  • Poor oral hygiene
  • Lacking support in abutment teeth
  • Poor materials
  • Lifestyle

You must practice good oral hygiene to care for your natural teeth and your dental bridge. Just because you have replaced a missing tooth or teeth doesn’t mean you’re protected from tooth decay and gum disease. 

You still need to regularly brush, floss, and attend dental appointments. Bridges require meticulous cleaning to prevent bacteria from becoming trapped between the bridge. However, sometimes people try to save money by choosing a cheaper material for their bridge to be fabricated out of. 

While this may seem like a good idea at first, this will hurt you in the long run. If you want to invest in your teeth in the long term, you should select the highest quality materials for tooth replacement. Cheaper materials are less durable and prone to chipping. 

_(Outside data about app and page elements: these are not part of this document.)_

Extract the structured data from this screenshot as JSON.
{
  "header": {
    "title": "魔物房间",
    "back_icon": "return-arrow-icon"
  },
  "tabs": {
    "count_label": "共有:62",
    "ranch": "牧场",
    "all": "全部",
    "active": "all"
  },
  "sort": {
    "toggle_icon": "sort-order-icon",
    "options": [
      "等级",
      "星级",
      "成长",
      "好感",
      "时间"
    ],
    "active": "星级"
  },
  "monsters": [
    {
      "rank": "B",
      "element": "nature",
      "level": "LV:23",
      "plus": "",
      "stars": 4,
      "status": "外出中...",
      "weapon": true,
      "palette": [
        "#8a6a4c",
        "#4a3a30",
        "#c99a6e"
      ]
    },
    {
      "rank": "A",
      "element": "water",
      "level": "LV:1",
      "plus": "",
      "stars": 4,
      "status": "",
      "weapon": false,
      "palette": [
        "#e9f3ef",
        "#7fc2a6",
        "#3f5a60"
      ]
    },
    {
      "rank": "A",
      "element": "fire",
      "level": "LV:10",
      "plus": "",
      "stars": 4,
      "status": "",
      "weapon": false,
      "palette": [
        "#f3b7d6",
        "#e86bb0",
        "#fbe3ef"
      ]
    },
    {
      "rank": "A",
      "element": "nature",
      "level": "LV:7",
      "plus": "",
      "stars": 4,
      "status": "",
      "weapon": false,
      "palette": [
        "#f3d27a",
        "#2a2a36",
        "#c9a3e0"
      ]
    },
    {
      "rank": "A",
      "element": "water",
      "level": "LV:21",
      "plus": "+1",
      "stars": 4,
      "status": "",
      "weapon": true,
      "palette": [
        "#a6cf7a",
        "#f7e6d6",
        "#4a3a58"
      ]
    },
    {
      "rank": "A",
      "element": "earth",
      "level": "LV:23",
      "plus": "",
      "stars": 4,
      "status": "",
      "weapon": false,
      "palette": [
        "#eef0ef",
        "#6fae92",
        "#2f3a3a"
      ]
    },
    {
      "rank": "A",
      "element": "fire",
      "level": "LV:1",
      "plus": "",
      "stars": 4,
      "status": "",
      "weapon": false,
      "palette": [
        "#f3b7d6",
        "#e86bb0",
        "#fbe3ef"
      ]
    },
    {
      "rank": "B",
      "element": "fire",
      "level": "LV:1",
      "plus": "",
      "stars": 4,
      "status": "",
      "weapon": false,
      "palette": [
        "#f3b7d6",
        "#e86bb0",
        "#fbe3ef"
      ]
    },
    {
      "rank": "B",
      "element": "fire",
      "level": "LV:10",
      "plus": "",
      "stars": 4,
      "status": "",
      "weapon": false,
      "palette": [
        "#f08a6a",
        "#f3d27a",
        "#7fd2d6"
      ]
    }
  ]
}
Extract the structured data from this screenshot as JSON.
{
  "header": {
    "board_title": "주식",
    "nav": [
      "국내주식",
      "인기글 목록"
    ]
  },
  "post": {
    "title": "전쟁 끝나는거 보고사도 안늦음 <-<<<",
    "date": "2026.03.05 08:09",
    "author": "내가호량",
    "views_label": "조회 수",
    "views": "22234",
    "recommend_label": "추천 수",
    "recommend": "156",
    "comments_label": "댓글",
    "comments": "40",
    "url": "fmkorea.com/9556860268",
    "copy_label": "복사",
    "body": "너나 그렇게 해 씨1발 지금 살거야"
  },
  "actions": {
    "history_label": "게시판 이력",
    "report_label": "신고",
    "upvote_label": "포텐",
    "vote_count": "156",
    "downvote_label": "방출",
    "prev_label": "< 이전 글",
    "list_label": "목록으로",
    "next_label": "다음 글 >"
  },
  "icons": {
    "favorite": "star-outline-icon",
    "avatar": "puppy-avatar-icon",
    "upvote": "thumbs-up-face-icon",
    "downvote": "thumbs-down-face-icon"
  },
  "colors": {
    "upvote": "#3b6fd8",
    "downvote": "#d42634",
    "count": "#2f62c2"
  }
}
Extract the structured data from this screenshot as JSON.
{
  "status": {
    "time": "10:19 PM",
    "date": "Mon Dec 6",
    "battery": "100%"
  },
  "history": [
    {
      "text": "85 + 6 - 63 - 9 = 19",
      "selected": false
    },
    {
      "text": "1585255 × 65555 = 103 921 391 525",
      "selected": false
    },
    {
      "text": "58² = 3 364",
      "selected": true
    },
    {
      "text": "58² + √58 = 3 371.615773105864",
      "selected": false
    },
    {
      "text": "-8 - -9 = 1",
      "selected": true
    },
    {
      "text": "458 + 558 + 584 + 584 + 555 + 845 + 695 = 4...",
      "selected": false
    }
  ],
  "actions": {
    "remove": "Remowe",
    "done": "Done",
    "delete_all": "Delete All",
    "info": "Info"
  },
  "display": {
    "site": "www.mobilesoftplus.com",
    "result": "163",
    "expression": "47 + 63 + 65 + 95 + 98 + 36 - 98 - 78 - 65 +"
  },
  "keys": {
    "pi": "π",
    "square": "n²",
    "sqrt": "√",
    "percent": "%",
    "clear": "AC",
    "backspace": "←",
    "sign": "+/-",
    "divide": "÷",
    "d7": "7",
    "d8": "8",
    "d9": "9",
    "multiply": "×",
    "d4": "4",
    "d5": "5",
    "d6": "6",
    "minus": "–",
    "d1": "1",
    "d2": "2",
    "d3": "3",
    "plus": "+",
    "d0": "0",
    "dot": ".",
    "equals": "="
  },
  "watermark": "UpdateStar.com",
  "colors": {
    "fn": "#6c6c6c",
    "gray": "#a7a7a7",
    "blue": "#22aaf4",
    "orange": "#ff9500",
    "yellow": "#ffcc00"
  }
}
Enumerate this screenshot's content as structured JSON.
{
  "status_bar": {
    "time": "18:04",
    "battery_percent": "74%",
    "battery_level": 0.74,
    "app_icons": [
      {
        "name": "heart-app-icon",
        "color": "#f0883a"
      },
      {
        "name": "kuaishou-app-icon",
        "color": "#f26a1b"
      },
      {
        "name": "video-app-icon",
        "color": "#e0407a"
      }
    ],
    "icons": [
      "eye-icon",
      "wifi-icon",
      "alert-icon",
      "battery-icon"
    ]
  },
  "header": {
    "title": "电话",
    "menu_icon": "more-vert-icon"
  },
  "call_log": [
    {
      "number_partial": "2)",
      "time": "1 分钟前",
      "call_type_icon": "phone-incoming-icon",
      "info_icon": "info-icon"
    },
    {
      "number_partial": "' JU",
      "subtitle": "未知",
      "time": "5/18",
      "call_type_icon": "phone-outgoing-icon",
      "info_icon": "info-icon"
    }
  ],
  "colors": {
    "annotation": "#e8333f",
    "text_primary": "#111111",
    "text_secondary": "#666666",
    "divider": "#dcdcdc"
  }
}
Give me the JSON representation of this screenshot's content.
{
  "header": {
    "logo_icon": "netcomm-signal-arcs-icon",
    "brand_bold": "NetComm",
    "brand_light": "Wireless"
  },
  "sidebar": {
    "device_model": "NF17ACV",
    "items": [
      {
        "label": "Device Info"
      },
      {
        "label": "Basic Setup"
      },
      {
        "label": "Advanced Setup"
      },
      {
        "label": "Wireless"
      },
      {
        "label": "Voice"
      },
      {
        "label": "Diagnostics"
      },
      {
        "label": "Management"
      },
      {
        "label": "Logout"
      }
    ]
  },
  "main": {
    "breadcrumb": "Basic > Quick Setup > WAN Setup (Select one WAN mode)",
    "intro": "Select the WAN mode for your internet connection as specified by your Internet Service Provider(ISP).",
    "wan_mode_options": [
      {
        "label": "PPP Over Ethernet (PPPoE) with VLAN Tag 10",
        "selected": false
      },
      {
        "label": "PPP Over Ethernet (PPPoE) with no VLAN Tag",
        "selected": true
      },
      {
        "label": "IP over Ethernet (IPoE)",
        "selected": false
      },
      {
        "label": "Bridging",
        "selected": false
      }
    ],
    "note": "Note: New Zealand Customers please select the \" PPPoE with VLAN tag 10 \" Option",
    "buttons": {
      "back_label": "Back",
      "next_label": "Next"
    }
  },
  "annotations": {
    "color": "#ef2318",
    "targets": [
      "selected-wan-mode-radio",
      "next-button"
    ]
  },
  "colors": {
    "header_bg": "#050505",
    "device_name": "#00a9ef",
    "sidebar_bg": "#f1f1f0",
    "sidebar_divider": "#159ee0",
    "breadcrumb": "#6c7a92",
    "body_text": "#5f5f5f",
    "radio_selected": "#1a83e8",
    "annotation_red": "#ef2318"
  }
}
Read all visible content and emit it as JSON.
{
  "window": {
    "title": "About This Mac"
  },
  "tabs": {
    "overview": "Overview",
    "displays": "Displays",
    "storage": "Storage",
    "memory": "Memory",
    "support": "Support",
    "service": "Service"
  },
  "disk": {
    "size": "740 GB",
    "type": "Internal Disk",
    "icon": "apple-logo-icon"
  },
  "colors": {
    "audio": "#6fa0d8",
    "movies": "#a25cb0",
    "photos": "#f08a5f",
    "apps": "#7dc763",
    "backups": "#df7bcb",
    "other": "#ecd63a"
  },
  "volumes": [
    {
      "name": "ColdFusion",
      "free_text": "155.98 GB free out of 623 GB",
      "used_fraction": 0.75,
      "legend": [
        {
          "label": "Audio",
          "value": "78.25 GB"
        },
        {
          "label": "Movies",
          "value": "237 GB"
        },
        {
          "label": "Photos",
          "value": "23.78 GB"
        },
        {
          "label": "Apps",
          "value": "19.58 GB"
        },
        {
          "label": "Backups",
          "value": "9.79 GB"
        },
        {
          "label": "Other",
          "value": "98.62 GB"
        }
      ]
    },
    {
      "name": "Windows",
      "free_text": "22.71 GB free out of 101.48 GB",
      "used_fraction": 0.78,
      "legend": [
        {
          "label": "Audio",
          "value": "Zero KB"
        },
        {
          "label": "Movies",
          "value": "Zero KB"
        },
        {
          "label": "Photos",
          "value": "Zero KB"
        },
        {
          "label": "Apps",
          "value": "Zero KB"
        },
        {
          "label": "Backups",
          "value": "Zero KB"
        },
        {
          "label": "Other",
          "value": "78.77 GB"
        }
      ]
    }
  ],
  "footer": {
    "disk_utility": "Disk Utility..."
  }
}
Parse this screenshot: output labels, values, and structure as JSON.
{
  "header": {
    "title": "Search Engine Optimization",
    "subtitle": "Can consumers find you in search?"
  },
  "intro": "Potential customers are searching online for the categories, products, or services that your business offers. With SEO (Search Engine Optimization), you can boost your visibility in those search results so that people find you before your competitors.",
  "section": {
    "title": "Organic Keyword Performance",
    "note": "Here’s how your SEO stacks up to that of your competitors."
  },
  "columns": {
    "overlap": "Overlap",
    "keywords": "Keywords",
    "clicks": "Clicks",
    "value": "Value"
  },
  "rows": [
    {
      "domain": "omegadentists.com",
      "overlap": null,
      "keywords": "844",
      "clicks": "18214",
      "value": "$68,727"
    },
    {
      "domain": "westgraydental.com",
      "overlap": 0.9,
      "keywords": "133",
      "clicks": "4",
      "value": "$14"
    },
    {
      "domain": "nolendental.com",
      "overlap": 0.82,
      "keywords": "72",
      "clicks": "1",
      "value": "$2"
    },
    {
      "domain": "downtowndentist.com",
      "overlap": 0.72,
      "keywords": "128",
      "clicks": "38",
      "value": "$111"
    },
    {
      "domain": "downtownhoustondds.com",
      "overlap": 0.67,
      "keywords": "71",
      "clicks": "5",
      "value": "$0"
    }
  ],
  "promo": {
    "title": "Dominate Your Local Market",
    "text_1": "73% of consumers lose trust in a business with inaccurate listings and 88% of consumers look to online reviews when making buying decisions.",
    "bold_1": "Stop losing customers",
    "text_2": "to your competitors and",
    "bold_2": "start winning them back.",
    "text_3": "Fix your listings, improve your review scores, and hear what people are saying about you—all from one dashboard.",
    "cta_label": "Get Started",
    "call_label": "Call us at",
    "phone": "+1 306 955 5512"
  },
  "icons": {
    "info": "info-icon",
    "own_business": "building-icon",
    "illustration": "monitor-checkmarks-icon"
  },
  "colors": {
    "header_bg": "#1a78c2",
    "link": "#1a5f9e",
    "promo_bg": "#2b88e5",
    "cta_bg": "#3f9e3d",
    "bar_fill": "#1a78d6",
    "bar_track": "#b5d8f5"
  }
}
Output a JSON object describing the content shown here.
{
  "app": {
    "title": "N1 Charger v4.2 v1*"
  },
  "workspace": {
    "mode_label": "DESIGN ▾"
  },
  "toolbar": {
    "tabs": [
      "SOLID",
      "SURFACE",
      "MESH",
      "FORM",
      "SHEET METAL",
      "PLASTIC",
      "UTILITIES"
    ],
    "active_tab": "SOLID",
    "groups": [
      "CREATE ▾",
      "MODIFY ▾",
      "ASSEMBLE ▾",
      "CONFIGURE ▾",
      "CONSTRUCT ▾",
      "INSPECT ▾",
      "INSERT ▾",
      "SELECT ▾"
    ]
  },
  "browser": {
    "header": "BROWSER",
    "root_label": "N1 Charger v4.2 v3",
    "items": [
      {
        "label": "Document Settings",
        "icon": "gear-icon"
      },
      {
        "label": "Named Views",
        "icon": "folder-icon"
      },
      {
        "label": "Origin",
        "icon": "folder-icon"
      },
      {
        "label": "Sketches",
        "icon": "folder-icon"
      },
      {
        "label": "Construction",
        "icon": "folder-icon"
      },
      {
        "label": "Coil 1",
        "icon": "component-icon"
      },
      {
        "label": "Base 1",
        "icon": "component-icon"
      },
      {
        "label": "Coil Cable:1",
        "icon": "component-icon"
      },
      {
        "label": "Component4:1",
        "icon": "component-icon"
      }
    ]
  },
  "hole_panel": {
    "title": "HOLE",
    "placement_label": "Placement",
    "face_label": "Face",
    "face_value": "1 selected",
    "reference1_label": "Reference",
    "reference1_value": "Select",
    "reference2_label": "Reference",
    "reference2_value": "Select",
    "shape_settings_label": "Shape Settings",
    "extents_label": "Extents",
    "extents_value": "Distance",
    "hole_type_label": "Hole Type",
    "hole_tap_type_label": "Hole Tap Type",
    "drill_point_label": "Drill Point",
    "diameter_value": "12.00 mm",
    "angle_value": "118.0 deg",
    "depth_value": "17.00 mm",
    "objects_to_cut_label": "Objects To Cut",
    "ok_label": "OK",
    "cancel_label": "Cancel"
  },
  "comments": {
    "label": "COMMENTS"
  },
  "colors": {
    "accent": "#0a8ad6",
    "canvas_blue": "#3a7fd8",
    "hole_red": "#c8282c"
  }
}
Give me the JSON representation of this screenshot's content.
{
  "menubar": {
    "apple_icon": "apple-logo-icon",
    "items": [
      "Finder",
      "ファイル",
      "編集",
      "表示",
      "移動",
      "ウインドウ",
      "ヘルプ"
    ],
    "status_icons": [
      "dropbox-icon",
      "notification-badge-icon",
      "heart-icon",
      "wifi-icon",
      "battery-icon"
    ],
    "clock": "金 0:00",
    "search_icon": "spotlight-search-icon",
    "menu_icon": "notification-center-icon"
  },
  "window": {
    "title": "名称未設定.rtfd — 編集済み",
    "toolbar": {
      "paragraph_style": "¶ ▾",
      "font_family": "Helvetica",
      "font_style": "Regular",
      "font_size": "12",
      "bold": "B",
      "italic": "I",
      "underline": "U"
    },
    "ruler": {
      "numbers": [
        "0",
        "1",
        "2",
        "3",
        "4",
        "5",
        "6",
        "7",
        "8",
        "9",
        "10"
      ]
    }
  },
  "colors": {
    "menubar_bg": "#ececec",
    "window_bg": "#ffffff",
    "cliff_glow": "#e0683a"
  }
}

It’s also important for the abutment teeth that anchor the bridge to be healthy and to have adequate underlying bone support. Both of these things are necessary to avoid bridge failure. If you have weak bone support or unhealthy teeth, you’re better off getting an implant-supported bridge

Finally, make sure you aren’t subjecting your bridge to constant wear and tear through teeth grinding, using your teeth to chew on objects or packages, and eating hard and sticky foods. Wear a mouthguard if you grind your teeth and focus on chewing softer, safer foods.

Did you know…

Dental bridges are non-surgical and can last for several decades with proper care.

Ready for your next dental appointment?

Call (336) 323-2822 today!